Search the data below for the string "title". Extract every line that contains it.

● ● ●

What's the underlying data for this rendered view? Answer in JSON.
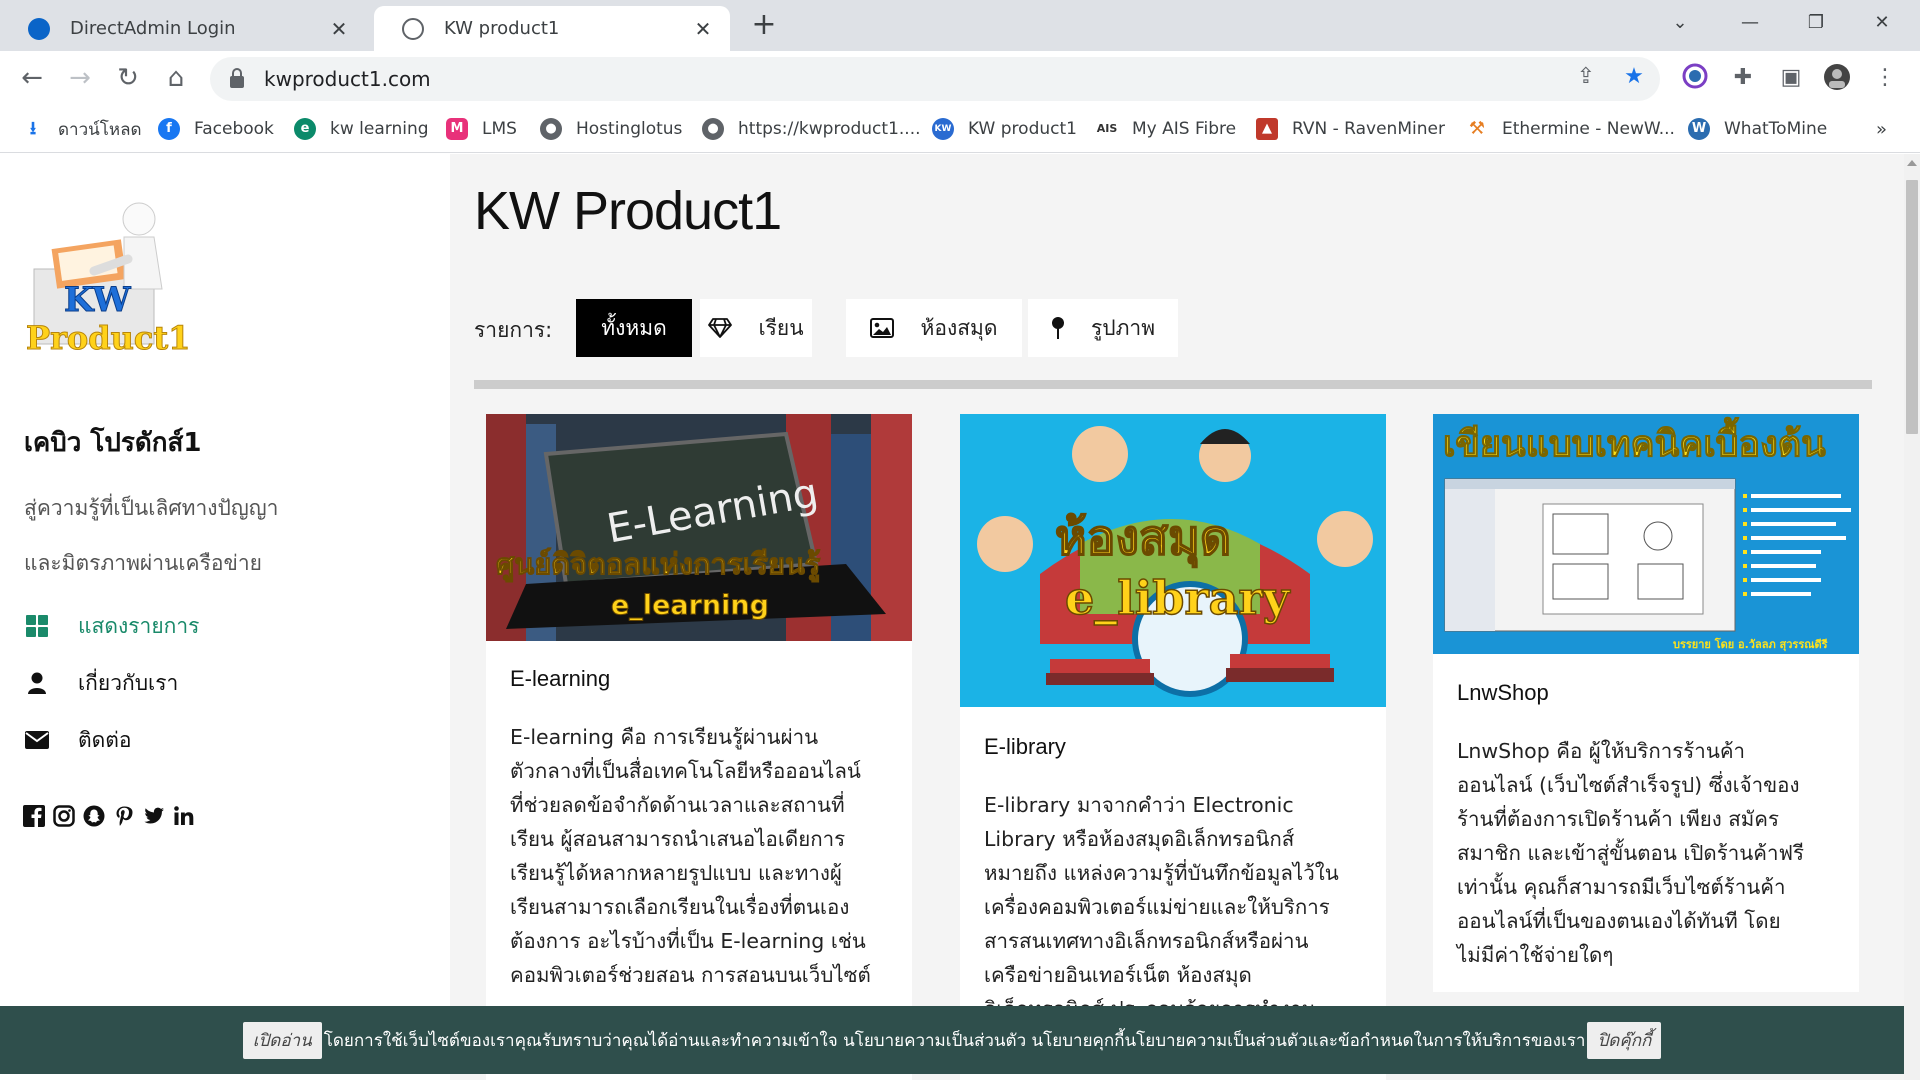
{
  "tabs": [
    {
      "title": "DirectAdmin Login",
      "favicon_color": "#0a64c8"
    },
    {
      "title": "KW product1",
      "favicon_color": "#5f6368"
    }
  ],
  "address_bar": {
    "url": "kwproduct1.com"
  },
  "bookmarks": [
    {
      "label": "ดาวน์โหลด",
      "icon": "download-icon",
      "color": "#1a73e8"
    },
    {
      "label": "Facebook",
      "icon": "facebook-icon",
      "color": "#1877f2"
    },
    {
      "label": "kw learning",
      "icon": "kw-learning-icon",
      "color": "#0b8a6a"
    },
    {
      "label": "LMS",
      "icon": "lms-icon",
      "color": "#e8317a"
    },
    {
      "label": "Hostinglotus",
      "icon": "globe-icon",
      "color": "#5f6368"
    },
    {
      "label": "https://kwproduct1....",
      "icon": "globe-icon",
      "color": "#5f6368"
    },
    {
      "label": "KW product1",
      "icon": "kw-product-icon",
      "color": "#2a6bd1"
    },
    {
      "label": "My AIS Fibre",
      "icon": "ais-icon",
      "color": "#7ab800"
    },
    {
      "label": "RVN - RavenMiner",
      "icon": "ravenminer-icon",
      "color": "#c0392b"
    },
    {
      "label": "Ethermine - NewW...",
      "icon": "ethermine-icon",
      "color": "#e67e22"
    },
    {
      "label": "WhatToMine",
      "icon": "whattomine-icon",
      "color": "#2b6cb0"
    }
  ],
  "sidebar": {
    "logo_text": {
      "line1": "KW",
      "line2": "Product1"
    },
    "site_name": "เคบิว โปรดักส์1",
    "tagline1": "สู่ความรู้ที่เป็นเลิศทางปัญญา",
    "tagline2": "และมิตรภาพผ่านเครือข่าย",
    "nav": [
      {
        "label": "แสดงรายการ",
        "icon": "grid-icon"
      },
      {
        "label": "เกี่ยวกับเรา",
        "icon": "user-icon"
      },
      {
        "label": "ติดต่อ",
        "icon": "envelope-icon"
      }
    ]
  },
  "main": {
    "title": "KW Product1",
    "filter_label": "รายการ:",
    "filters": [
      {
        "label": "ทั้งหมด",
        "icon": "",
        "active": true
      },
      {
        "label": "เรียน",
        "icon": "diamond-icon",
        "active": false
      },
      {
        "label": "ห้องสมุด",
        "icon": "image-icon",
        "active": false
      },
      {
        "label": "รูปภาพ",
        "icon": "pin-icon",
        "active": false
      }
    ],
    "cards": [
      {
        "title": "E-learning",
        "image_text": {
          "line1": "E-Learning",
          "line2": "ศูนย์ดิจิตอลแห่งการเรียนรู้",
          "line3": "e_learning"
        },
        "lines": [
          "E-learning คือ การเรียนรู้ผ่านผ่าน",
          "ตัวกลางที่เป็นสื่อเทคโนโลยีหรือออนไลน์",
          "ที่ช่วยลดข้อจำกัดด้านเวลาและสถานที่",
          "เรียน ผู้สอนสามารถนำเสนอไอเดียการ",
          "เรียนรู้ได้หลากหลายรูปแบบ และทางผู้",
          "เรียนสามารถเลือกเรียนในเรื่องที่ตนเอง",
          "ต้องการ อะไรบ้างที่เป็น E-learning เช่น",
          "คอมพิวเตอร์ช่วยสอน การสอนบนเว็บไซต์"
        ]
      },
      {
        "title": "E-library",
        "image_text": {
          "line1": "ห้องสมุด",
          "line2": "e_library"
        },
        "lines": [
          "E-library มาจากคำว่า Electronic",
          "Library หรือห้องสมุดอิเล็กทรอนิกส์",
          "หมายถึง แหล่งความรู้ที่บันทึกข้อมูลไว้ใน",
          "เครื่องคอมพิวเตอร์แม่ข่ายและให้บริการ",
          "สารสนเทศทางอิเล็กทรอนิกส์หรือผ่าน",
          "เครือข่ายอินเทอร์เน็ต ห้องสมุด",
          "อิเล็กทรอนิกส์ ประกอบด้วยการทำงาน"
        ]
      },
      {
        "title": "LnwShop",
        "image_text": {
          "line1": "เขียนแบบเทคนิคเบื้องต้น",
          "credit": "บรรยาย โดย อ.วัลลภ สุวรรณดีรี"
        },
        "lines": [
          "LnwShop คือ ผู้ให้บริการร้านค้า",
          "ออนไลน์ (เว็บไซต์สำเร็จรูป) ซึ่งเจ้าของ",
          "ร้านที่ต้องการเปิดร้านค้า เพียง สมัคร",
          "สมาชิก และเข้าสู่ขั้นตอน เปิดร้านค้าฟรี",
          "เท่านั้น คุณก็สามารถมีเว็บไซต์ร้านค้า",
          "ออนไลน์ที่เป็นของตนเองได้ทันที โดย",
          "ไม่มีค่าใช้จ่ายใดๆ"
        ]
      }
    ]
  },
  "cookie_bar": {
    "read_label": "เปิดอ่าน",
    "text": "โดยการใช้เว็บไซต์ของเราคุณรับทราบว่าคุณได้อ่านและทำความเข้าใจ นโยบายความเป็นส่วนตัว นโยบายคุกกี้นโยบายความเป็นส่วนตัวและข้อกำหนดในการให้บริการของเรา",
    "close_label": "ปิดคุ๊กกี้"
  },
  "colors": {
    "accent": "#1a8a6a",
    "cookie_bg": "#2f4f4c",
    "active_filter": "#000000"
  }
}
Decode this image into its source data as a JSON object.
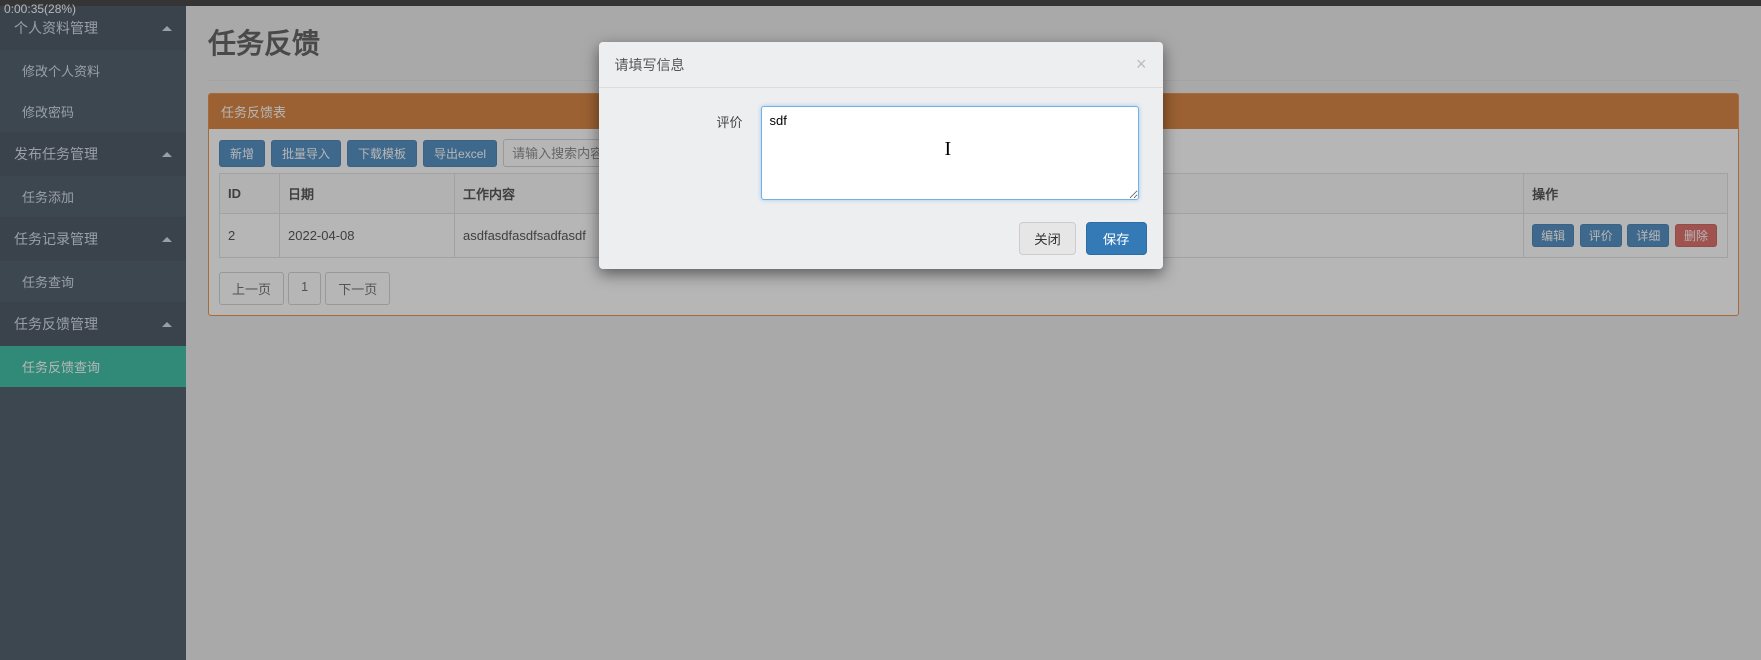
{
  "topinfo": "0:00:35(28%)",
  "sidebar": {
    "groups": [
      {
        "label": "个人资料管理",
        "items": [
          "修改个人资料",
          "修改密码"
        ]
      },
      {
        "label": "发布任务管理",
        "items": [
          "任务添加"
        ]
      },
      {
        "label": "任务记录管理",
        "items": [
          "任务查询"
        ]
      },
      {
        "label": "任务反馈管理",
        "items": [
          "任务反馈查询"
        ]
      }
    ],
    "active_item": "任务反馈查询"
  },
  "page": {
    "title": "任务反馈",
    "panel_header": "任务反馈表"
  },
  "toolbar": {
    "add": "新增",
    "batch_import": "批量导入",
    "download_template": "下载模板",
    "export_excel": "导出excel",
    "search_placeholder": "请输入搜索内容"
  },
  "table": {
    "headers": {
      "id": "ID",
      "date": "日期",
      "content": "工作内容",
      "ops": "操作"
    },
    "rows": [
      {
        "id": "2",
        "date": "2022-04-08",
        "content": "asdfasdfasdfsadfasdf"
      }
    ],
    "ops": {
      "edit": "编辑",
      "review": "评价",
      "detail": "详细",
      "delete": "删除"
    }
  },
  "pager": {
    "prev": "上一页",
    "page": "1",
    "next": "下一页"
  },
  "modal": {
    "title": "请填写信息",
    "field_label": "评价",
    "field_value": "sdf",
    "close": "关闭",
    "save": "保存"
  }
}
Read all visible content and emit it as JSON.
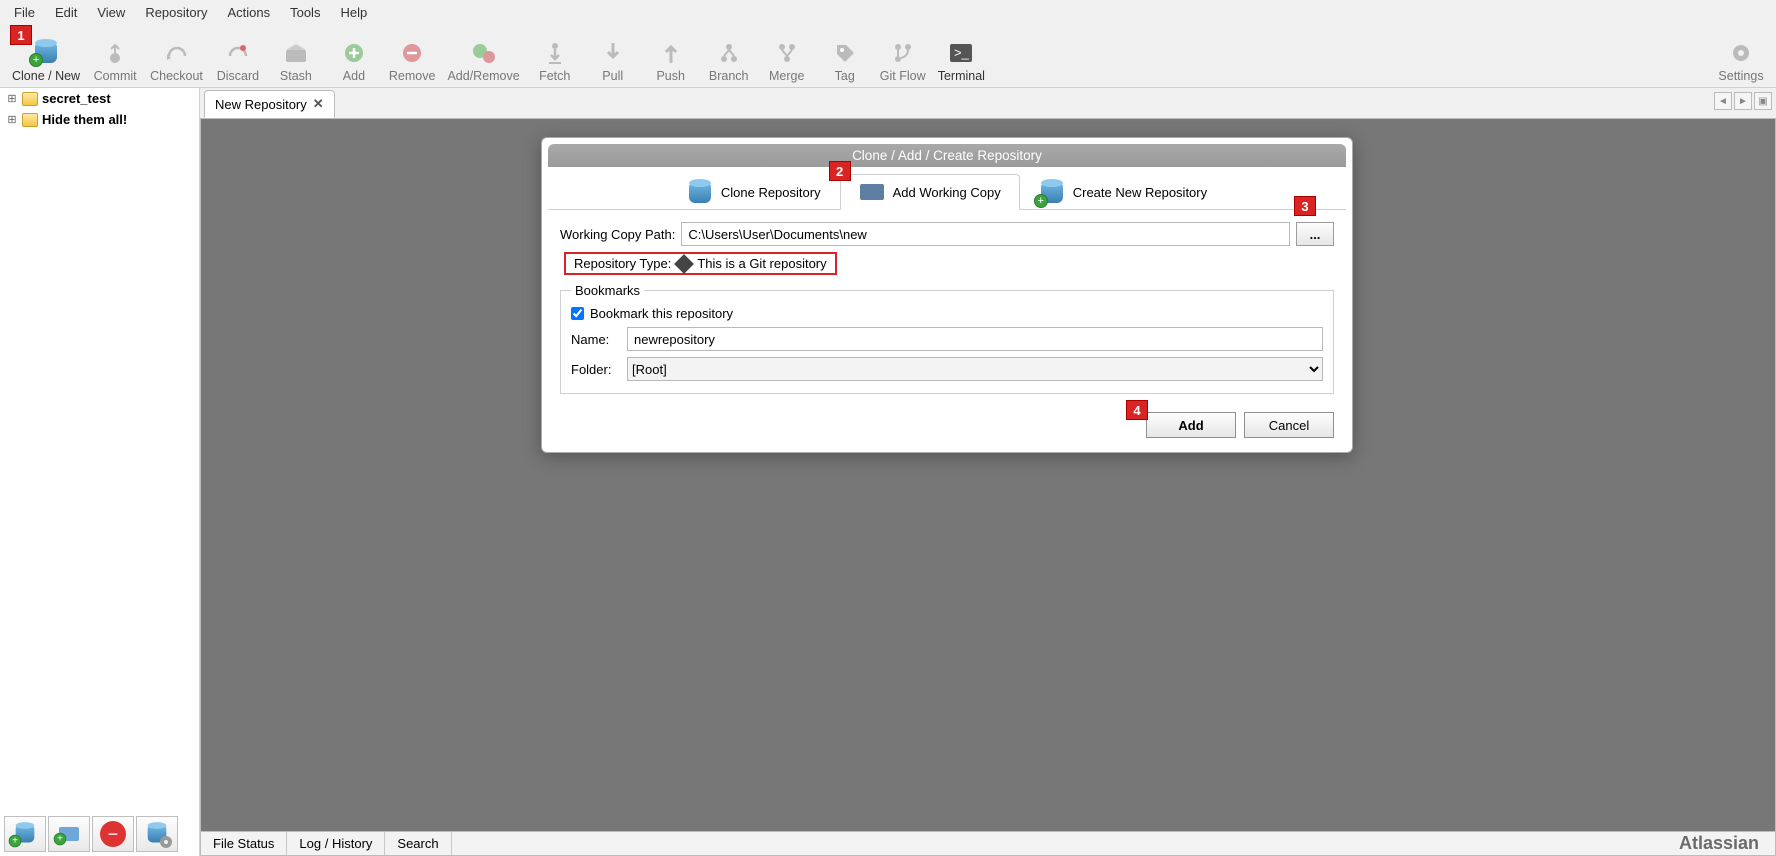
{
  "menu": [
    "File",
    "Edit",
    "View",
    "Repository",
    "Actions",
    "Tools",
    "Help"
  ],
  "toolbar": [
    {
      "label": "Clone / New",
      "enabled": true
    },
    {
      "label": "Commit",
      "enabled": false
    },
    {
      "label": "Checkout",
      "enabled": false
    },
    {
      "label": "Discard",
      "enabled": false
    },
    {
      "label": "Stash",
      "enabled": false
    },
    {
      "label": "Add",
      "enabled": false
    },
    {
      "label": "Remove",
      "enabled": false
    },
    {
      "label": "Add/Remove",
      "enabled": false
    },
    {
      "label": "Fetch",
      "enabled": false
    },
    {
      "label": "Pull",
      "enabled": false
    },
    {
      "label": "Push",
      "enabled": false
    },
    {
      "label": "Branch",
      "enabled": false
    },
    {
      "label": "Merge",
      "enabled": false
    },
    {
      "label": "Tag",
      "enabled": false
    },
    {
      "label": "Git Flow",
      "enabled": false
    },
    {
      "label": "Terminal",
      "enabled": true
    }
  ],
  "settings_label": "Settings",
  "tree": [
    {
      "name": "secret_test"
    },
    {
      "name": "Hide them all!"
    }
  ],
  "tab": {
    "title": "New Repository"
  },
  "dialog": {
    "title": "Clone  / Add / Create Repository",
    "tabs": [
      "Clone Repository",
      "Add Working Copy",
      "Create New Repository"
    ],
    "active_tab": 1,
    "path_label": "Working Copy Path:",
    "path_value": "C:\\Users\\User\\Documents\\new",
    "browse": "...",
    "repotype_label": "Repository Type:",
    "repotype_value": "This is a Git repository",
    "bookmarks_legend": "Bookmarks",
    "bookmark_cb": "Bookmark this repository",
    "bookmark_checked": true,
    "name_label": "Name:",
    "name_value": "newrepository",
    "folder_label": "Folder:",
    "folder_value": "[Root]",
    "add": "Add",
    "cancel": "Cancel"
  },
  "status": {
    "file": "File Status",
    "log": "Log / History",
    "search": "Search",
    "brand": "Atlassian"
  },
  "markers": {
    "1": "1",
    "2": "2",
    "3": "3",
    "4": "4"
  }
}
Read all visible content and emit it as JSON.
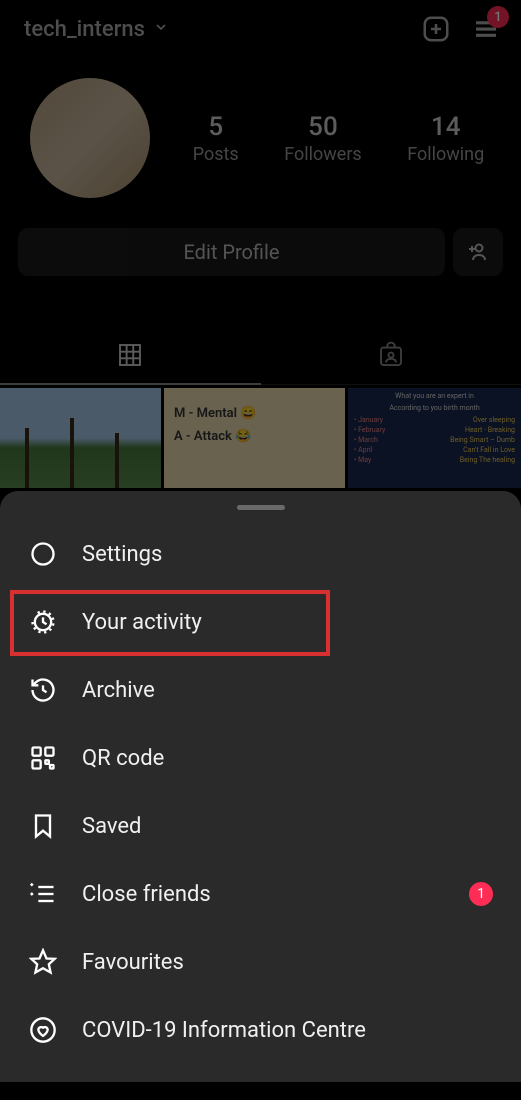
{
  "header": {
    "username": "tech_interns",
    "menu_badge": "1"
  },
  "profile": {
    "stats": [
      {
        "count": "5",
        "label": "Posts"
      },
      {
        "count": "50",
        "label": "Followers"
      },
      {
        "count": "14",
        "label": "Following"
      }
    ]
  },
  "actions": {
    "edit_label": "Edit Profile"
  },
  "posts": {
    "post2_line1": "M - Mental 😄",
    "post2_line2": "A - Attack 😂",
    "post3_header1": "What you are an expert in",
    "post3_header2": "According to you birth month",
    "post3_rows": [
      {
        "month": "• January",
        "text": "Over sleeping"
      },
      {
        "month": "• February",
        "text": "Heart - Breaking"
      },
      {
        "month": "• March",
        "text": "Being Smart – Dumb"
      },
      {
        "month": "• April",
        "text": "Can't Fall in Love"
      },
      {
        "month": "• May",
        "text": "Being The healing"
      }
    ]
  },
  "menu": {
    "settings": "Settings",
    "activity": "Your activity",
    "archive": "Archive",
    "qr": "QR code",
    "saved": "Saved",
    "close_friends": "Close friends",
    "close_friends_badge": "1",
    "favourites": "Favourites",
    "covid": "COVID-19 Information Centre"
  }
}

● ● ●

◆ Output for this task ◆
      "title": "DirectAdmin Login",
      "title": "KW product1",
    "title": "KW Product1",
        "title": "E-learning",
        "title": "E-library",
        "title": "LnwShop",
    "title": "任务反馈",
    "title": "请填写信息",
    "title": "New Repository"
    "title": "Clone  / Add / Create Repository",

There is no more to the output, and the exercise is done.